*WHAT YOU SHOULD DO:*
Find all lines in the records that include the word "this", and copy them out.

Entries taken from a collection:
▼

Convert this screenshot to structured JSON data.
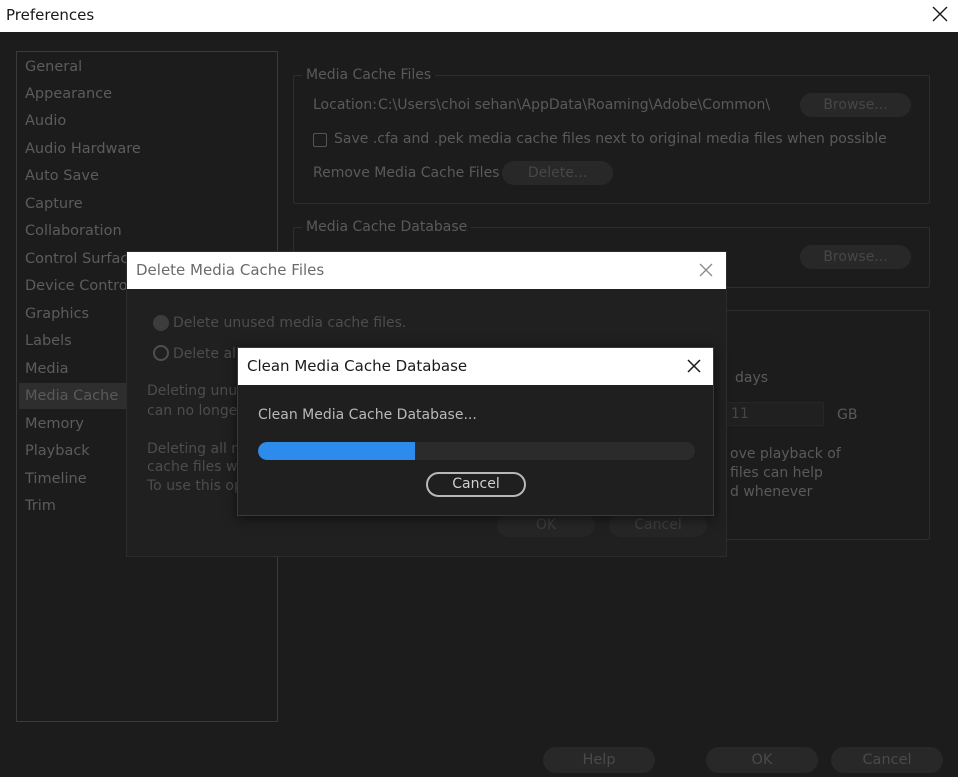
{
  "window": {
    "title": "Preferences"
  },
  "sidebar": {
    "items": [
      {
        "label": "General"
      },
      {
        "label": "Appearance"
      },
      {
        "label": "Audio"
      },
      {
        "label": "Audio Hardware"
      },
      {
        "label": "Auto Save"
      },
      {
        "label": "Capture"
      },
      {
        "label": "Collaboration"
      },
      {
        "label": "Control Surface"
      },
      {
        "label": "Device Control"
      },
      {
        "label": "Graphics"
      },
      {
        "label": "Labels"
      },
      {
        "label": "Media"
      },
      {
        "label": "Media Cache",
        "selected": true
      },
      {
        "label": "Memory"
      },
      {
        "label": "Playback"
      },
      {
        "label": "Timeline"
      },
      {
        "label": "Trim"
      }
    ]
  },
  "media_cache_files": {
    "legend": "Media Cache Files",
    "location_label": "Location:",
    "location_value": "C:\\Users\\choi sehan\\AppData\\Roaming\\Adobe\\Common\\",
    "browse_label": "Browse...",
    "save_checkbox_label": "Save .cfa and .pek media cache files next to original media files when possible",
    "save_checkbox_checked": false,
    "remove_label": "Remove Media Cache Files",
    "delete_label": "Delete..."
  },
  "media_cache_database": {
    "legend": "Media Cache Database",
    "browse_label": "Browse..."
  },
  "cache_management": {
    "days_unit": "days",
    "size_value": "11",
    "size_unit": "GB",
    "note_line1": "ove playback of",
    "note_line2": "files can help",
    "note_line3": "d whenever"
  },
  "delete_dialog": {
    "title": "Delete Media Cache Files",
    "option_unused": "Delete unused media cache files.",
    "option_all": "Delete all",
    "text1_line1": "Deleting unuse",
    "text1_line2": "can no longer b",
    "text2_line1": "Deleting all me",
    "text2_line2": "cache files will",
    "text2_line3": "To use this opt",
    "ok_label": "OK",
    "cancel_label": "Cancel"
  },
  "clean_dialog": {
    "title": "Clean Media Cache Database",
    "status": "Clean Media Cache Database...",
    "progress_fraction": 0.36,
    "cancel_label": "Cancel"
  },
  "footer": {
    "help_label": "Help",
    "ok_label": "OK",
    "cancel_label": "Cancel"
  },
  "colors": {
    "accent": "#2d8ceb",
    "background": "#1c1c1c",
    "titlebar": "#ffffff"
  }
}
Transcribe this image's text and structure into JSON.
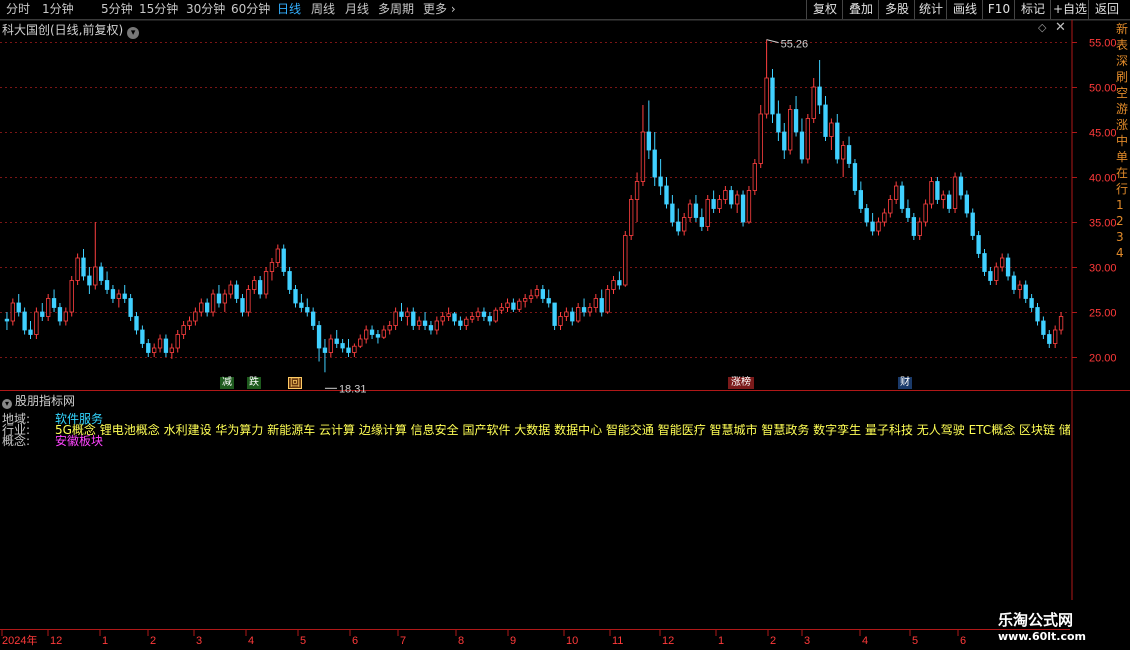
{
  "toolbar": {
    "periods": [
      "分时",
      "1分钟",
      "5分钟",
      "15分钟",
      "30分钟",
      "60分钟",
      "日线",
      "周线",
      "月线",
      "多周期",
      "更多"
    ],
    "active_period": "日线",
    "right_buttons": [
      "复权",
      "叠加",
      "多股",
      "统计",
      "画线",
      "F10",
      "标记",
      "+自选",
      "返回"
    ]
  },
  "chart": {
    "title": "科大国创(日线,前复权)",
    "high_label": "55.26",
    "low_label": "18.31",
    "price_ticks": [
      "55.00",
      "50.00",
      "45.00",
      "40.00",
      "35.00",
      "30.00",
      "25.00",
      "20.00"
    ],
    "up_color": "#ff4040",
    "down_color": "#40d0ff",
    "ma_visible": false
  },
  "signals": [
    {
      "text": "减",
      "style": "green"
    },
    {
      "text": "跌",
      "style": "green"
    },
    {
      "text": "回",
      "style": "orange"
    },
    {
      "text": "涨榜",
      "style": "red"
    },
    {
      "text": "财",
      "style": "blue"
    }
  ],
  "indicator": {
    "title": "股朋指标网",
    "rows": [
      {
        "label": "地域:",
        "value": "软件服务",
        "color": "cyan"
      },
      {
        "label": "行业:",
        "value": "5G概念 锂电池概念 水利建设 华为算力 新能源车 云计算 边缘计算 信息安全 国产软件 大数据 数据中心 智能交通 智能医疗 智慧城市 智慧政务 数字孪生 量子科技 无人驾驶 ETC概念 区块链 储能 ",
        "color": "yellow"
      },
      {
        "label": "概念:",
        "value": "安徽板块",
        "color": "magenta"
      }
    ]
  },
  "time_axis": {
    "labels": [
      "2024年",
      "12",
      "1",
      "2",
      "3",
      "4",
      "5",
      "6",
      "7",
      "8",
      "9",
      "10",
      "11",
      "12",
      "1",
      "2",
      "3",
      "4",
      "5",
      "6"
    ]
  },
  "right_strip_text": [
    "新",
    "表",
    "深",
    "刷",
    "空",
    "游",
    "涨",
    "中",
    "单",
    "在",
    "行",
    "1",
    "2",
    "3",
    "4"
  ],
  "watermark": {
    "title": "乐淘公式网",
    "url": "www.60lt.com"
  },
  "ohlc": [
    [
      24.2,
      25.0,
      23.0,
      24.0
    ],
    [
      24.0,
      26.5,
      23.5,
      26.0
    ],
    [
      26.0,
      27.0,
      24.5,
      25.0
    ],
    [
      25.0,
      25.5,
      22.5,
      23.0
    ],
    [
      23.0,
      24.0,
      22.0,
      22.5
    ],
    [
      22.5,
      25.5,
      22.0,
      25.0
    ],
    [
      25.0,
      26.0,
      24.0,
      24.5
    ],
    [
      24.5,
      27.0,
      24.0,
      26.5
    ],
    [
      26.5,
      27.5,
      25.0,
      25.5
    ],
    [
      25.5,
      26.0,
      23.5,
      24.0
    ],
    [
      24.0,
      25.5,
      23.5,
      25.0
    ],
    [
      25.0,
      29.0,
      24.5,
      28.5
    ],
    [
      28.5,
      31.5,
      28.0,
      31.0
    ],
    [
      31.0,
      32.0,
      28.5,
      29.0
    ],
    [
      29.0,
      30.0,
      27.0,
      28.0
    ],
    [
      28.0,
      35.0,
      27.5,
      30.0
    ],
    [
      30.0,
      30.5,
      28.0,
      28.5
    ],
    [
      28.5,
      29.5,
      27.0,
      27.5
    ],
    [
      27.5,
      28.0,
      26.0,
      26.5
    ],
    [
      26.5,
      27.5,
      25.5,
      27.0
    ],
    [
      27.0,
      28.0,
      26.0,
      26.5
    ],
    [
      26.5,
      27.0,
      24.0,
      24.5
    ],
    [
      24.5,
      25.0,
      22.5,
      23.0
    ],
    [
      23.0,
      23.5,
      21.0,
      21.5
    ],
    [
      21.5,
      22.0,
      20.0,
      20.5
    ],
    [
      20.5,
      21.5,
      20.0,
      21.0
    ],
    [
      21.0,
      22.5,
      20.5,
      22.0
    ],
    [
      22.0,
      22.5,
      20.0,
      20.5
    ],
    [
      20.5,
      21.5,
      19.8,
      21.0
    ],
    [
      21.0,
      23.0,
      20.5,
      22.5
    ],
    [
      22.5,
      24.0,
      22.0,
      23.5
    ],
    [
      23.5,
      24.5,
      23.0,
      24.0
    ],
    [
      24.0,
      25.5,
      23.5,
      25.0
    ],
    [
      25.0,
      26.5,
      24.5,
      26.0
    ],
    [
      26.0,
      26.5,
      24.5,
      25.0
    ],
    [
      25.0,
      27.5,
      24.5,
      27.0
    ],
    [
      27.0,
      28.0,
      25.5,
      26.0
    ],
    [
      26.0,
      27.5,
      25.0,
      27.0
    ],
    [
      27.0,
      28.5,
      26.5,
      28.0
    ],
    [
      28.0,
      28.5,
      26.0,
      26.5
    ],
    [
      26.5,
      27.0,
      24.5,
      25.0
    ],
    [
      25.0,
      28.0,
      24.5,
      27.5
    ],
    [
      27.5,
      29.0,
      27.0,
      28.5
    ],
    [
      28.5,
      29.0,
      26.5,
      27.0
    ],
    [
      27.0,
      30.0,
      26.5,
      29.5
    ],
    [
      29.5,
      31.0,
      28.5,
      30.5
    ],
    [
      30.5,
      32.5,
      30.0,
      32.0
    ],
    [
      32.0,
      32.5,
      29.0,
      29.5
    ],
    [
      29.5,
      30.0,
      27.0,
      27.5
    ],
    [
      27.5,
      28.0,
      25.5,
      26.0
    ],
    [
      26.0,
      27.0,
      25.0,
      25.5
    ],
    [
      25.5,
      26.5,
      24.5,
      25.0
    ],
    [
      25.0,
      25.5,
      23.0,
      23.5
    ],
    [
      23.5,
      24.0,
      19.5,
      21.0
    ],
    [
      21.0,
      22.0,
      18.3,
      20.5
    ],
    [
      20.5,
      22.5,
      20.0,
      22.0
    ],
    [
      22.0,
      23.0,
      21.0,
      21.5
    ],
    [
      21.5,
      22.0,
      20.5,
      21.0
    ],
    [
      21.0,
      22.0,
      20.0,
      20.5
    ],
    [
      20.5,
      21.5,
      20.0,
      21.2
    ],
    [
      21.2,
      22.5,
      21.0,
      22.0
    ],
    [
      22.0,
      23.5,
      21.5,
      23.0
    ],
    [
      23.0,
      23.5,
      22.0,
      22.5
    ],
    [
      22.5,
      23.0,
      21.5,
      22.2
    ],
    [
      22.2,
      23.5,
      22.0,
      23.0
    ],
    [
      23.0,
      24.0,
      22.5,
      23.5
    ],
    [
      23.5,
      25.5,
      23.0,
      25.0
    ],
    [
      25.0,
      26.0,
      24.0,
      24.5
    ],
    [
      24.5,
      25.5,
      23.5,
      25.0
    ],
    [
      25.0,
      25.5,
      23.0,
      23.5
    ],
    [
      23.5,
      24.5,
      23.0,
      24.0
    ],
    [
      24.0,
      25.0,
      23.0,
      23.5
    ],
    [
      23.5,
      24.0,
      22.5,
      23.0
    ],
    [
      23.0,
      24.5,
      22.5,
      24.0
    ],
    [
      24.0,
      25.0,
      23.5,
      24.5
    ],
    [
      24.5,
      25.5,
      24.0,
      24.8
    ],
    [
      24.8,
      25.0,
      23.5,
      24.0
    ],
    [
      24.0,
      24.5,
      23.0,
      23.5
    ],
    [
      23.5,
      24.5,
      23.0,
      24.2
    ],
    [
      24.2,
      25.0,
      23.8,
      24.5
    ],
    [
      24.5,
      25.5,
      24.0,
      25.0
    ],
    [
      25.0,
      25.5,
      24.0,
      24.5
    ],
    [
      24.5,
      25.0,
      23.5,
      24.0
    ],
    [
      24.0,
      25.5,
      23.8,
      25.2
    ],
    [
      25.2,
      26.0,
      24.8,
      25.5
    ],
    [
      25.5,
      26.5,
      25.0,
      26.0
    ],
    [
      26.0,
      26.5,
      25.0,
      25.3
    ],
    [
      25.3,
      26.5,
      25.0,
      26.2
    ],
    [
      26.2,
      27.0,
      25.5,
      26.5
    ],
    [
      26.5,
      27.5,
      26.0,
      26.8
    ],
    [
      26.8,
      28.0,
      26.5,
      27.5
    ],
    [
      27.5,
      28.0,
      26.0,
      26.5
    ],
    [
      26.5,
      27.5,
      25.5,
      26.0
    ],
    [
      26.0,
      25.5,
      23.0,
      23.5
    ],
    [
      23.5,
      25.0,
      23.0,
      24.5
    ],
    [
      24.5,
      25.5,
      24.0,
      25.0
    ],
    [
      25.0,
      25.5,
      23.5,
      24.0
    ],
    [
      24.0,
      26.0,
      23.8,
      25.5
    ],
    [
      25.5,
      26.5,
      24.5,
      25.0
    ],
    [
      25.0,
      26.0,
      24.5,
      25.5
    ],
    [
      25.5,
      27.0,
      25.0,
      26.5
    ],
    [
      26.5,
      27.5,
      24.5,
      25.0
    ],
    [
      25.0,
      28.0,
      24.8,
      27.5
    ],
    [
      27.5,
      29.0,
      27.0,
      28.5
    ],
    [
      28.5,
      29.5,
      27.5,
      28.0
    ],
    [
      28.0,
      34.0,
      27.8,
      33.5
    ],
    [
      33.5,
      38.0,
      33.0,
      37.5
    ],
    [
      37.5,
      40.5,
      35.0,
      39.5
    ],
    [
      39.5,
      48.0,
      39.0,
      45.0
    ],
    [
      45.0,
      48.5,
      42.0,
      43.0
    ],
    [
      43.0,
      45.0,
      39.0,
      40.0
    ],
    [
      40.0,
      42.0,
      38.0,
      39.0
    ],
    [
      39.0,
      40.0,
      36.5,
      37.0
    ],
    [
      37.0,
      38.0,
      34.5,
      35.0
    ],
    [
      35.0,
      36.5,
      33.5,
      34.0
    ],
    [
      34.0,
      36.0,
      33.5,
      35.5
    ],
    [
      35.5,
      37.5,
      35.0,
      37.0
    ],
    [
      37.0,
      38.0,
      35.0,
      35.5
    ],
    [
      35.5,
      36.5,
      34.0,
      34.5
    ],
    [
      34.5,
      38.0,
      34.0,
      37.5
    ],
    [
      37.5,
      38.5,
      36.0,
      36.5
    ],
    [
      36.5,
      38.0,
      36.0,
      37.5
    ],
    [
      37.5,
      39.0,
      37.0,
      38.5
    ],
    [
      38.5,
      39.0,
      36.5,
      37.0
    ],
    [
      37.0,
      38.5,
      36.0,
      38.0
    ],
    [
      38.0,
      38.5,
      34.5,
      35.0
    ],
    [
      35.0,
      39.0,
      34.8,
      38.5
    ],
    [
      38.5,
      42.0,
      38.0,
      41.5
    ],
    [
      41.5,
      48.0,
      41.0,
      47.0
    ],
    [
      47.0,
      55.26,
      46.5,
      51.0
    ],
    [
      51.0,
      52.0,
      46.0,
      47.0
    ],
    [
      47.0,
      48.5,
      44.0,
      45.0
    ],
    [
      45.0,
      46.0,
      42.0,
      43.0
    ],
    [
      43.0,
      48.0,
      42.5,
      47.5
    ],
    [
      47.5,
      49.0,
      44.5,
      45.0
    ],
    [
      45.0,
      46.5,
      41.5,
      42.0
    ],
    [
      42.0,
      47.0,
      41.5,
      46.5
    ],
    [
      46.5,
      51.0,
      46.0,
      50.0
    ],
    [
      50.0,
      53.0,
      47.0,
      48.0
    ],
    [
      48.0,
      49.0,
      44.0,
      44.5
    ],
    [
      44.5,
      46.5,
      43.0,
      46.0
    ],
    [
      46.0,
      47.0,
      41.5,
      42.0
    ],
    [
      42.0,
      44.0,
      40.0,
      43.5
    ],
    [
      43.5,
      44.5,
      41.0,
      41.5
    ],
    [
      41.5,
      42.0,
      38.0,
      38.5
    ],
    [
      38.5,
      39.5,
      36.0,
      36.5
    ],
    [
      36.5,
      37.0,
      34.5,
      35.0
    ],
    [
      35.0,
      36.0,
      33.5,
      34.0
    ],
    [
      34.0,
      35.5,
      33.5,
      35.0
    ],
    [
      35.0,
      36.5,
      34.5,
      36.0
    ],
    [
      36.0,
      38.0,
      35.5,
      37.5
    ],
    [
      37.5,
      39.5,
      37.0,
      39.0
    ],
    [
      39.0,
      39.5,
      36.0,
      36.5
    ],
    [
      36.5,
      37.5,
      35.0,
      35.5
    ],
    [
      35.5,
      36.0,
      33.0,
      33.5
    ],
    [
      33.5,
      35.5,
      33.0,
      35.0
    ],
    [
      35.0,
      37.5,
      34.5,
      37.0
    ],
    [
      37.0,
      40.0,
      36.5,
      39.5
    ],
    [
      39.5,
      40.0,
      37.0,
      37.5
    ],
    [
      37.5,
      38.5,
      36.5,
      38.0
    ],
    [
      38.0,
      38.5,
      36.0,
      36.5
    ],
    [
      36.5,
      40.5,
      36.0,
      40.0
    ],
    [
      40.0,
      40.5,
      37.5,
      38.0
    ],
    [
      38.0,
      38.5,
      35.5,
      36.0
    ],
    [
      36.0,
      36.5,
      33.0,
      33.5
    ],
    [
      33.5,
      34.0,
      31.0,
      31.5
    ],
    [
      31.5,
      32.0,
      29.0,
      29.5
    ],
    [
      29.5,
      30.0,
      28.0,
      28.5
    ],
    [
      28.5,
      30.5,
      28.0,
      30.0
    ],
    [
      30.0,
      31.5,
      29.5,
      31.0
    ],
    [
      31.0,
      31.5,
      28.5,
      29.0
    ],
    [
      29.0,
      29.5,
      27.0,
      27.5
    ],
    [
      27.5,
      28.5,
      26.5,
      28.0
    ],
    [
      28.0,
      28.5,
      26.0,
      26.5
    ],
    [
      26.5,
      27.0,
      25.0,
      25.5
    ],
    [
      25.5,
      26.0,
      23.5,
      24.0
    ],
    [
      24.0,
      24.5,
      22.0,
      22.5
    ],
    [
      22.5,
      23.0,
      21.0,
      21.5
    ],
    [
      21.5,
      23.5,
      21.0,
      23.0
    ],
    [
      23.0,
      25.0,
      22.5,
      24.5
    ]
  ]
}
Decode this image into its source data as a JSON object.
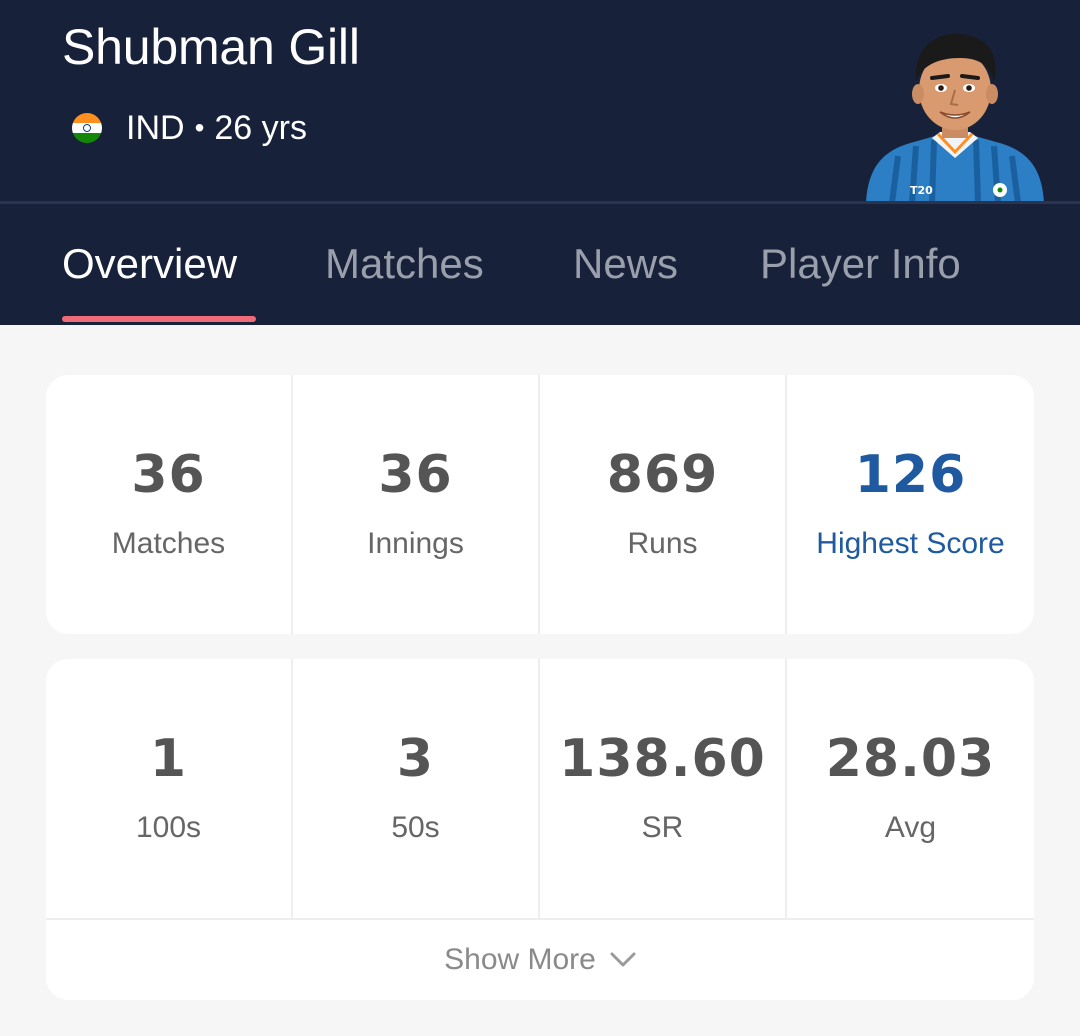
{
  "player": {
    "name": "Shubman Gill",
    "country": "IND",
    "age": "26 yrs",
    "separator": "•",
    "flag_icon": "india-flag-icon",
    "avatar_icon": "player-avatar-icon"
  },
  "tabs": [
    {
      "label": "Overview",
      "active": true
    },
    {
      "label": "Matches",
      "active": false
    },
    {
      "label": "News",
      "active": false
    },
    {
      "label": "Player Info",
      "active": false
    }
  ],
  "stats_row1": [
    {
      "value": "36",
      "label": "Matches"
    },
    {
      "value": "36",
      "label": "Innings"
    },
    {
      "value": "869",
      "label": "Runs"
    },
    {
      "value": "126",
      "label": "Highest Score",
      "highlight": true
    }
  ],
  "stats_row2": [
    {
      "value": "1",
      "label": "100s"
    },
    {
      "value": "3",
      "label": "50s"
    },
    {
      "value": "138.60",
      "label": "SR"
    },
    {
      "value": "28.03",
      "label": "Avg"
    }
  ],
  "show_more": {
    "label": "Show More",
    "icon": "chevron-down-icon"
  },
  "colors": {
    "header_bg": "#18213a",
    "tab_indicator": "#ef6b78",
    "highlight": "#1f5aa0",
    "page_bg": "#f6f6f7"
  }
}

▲

*ANSWER SECTION:*
Convert this screenshot to structured JSON data.
    "text2_line3": "To use this opt",
Transcribe this image's text and structure into JSON.
Decode this image into its source data as a JSON object.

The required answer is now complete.